Chicago-set fourth season of Top Chef debuts tonight

Top Chef 4 debuts tonight on Bravo at 10 p.m. ET with a 75-minute episode. After spending its third season in Miami, the series moves to Chicago, where 16 chefs–the biggest cast so far–will compete.

Judge Ted Allen tells TV Guide that the competition is, as always, impossibly difficult, and calls the producers “evil” and “sadistic.” The chefs, he says, “don’t get big budgets and they don’t get enough time; if you could give them enough time to plan out a menu, the way they would in real life, more of them would cook successful dishes. We’re saying to them, ‘OK, you have 15 minutes to figure out what to do.'”

He adds that the environment plays a big role. “I don’t know if fans are truly aware of how hard it is: All these contestants give up their cell phones, their iPods, they can’t watch TV, they can’t read books, they can’t call their mommies. All they have is the people they’re trying to defeat — and maybe some nice bottles of wine every once in a while. You’re stuck in this pressure cooker with these people who you may or may not like. For six weeks! And on top of that, you have these evil, sadistic producers coming up with the hardest possible challenges they can think of,” he said.

Top Chef 4 [Bravo]
Top Chef’s Ted Allen Previews This Season’s Big City and Bigger Personalities [TV Guide]

The Quest ends its journey stronger than it began

Verlox from The Quest

A review of the finale of summer's best reality series, which wasn't always perfect but was thoroughly entertaining right down to the finish, which included phenomenal challenges and special effects. Will ABC give it a second season?

Plus: an interview with the actor who played Verlox and the ogre.


Shark Tank is getting a spin-off

Shark Tank

Companies that get deals on the show will be followed for this new spin-off.

Also: Before the show began, Shark Barbara Corcoran was cast and then replaced--but then she sent this amazing e-mail and won the job.
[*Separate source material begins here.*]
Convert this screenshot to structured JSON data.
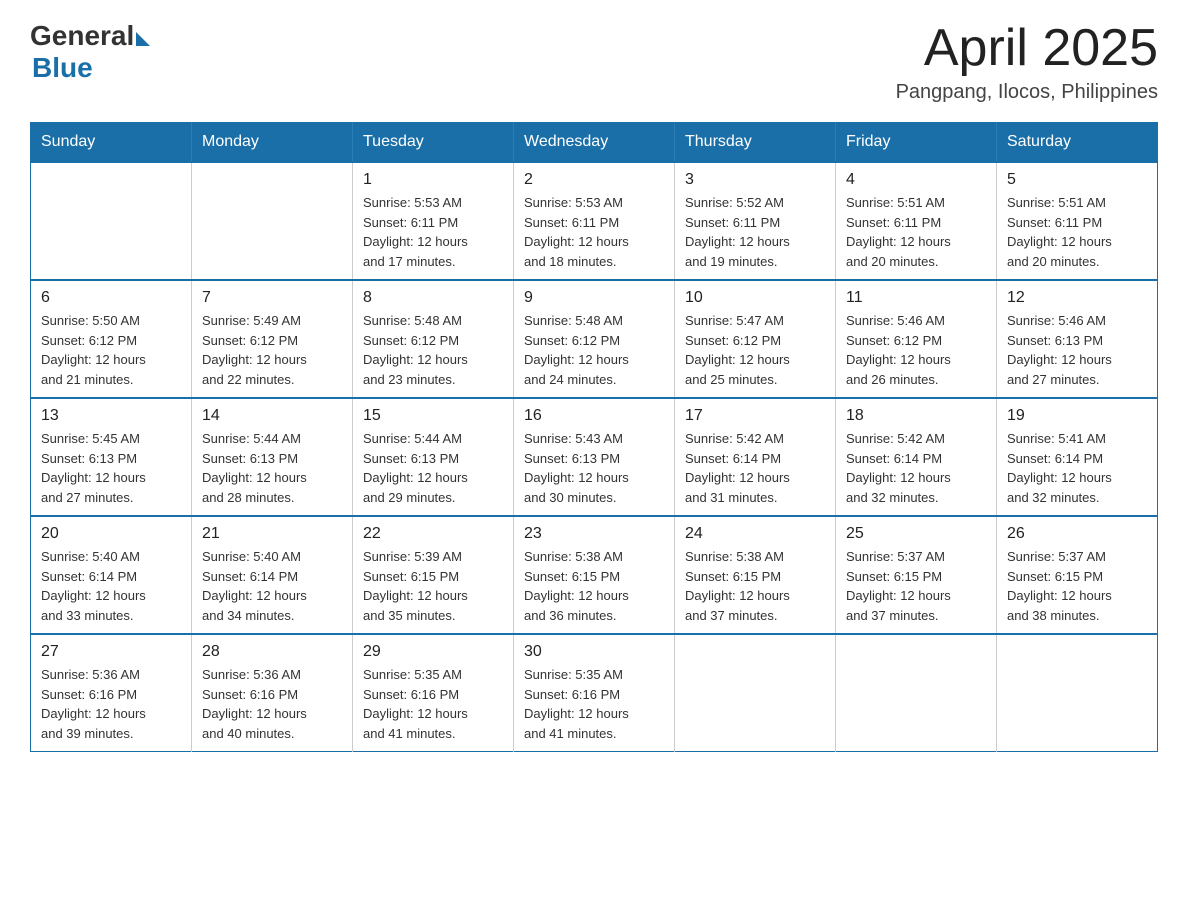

about the writer

Andy Dehnart is a journalist who has covered reality television for more than 15 years and created reality blurred in 2000. A member of the Television Critics Association, his writing and criticism about television, culture, and media has appeared on NPR and in Playboy, Buzzfeed, and many other publications. Andy, 36, also directs the journalism program at Stetson University in Florida, where he teaches creative nonfiction and journalism. He has an M.F.A. in nonfiction writing and literature from Bennington College. More about reality blurred and Andy.